The synthesis of Thyroxine (T4) and Triiodothyronine (T3) catalyzed by Thyroid Peroxidase (TPO) in thyroid follicles is a very complex process involving ROS, notably, H2O2. In the first phase of thyroid hormone production, during iodide oxidation, ROS are already crucial. Additionally, thyroid hormones regulate metabolism by influencing mitochondrial activity. Because of the reliance on ROS in its function, the thyroid is particularly exposed to oxidative damage. Therefore, the antioxidant defense system of the thyroid must effectively regulate ROS production and scavenging.

Signalling functions in immune responses are initiated when molecular oxygen is oxidized to the reactive superoxide anion radical by the NADPH Oxidase (NOX) complex, itself an additional source of ROS. Subsequently, the superoxide is converted by Super Oxide Dismutase (SOD) to H2O2. Hydrogen peroxide is associated with a signalling function regulating cellular processes, due to its capacity to reversibly modify cysteine residues.
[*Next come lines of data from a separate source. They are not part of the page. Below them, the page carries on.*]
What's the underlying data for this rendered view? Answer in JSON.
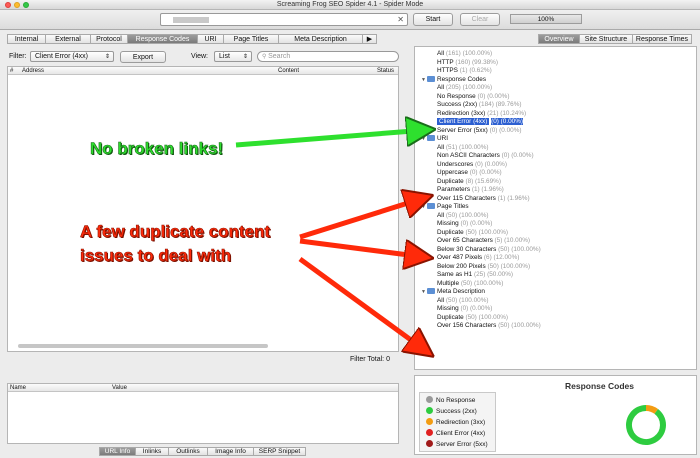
{
  "window": {
    "title": "Screaming Frog SEO Spider 4.1 - Spider Mode"
  },
  "toolbar": {
    "start_label": "Start",
    "clear_label": "Clear",
    "progress_label": "100%",
    "progress_value": 1.0
  },
  "left_tabs": [
    "Internal",
    "External",
    "Protocol",
    "Response Codes",
    "URI",
    "Page Titles",
    "Meta Description"
  ],
  "left_tabs_active": "Response Codes",
  "filter": {
    "label": "Filter:",
    "value": "Client Error (4xx)",
    "export_label": "Export",
    "view_label": "View:",
    "view_value": "List",
    "search_placeholder": "Search"
  },
  "table": {
    "columns": [
      "Address",
      "Content",
      "Status"
    ],
    "filter_total_label": "Filter Total:",
    "filter_total_value": "0"
  },
  "detail_table": {
    "columns": [
      "Name",
      "Value"
    ]
  },
  "bottom_tabs": [
    "URL Info",
    "Inlinks",
    "Outlinks",
    "Image Info",
    "SERP Snippet"
  ],
  "bottom_tabs_active": "URL Info",
  "right_tabs": [
    "Overview",
    "Site Structure",
    "Response Times"
  ],
  "right_tabs_active": "Overview",
  "tree": [
    {
      "label": "All",
      "count": "(161) (100.00%)",
      "folder": false
    },
    {
      "label": "HTTP",
      "count": "(160) (99.38%)",
      "folder": false
    },
    {
      "label": "HTTPS",
      "count": "(1) (0.62%)",
      "folder": false
    },
    {
      "label": "Response Codes",
      "count": "",
      "folder": true
    },
    {
      "label": "All",
      "count": "(205) (100.00%)",
      "folder": false
    },
    {
      "label": "No Response",
      "count": "(0) (0.00%)",
      "folder": false
    },
    {
      "label": "Success (2xx)",
      "count": "(184) (89.76%)",
      "folder": false
    },
    {
      "label": "Redirection (3xx)",
      "count": "(21) (10.24%)",
      "folder": false
    },
    {
      "label": "Client Error (4xx)",
      "count": "(0) (0.00%)",
      "folder": false,
      "selected": true
    },
    {
      "label": "Server Error (5xx)",
      "count": "(0) (0.00%)",
      "folder": false
    },
    {
      "label": "URI",
      "count": "",
      "folder": true
    },
    {
      "label": "All",
      "count": "(51) (100.00%)",
      "folder": false
    },
    {
      "label": "Non ASCII Characters",
      "count": "(0) (0.00%)",
      "folder": false
    },
    {
      "label": "Underscores",
      "count": "(0) (0.00%)",
      "folder": false
    },
    {
      "label": "Uppercase",
      "count": "(0) (0.00%)",
      "folder": false
    },
    {
      "label": "Duplicate",
      "count": "(8) (15.69%)",
      "folder": false
    },
    {
      "label": "Parameters",
      "count": "(1) (1.96%)",
      "folder": false
    },
    {
      "label": "Over 115 Characters",
      "count": "(1) (1.96%)",
      "folder": false
    },
    {
      "label": "Page Titles",
      "count": "",
      "folder": true
    },
    {
      "label": "All",
      "count": "(50) (100.00%)",
      "folder": false
    },
    {
      "label": "Missing",
      "count": "(0) (0.00%)",
      "folder": false
    },
    {
      "label": "Duplicate",
      "count": "(50) (100.00%)",
      "folder": false
    },
    {
      "label": "Over 65 Characters",
      "count": "(5) (10.00%)",
      "folder": false
    },
    {
      "label": "Below 30 Characters",
      "count": "(50) (100.00%)",
      "folder": false
    },
    {
      "label": "Over 487 Pixels",
      "count": "(6) (12.00%)",
      "folder": false
    },
    {
      "label": "Below 200 Pixels",
      "count": "(50) (100.00%)",
      "folder": false
    },
    {
      "label": "Same as H1",
      "count": "(25) (50.00%)",
      "folder": false
    },
    {
      "label": "Multiple",
      "count": "(50) (100.00%)",
      "folder": false
    },
    {
      "label": "Meta Description",
      "count": "",
      "folder": true
    },
    {
      "label": "All",
      "count": "(50) (100.00%)",
      "folder": false
    },
    {
      "label": "Missing",
      "count": "(0) (0.00%)",
      "folder": false
    },
    {
      "label": "Duplicate",
      "count": "(50) (100.00%)",
      "folder": false
    },
    {
      "label": "Over 156 Characters",
      "count": "(50) (100.00%)",
      "folder": false
    }
  ],
  "response_chart": {
    "title": "Response Codes",
    "legend": [
      {
        "label": "No Response",
        "color": "#9a9a9a"
      },
      {
        "label": "Success (2xx)",
        "color": "#2ecc40"
      },
      {
        "label": "Redirection (3xx)",
        "color": "#f39c12"
      },
      {
        "label": "Client Error (4xx)",
        "color": "#e02020"
      },
      {
        "label": "Server Error (5xx)",
        "color": "#a11a1a"
      }
    ],
    "slices": [
      {
        "label": "Success (2xx)",
        "value": 184,
        "color": "#2ecc40"
      },
      {
        "label": "Redirection (3xx)",
        "value": 21,
        "color": "#f39c12"
      }
    ]
  },
  "annotations": {
    "green": "No broken links!",
    "red_line1": "A few duplicate content",
    "red_line2": "issues to deal with",
    "green_color": "#2ee02e",
    "red_color": "#ff2a0a"
  }
}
The process alters redox signalling. Accumulation of excessive concentrations of H2O2 activates thiolate anion (Cys-S-) oxidation pathways. This is an irreversible process, resulting in permanent protein damage. Antioxidant systems serve a protective function, preventing intracellular accumulation of ROS by reversing the modification of cysteine residues.

In this study also, the methanolic leaf extract of Chloroxylon Swietenia exhibited a dose dependent inhibition of oxidation. Hence it may also be inferred that the methanolic leaf extract of Chloroxylon Swietenia possess scavenging activity against oxidizing agents like hydrogen peroxide and superoxide ions. In this context, Chloroxylon Swietenia can prove to be effective as a potent antioxidant agent since it is found to exhibit considerable in vitro antioxidant activity.

In present study the methanolic leaf extract of Chloroxylon Swietenia was studied for anti-hyperthyroidism activity by using L-Thyroxine induced hyperthyroidism. LT4 stimulates thyroid activity and exerts its primary effect on the synthesis of the thyroid hormones, Thyroxin and Triidothyronine by blocking oxidative iodination within the thyroid gland itself. In addition, L-Thyroxine triggers the metabolism of thyroid hormones outside of the thyroid gland by interfering with the peripheral deiodination of LT4.

The beneficial effect of MECS might be due to its inhibitory effect on the synthesis of thyroid hormones by favouring oxidative iodination in the thyroid gland. Phytoconstituents like flavonoids, alkaloids, phenols and terpenoids present in the extract might be responsible for the beneficial effect in hyperthyroidism.

CONCLUSION

The present study concludes that the methanolic leaf extract of Chloroxylon Swietenia possess significant anti-hyperthyroidism activity. The antioxidant potential of the active phytoconstituents might be responsible for the beneficial role of the extract in hyperthyroidism. Further study is required for isolation and identification of active constituents and to confirm exact mechanism.

Acknowledgement

The authors are grateful to the management of the Gokaraju Rangaraju college of pharmacy, for the constant support and encouragement during the course of the work.

Conflict of interest

All authors have no conflicts of interest to declare.

References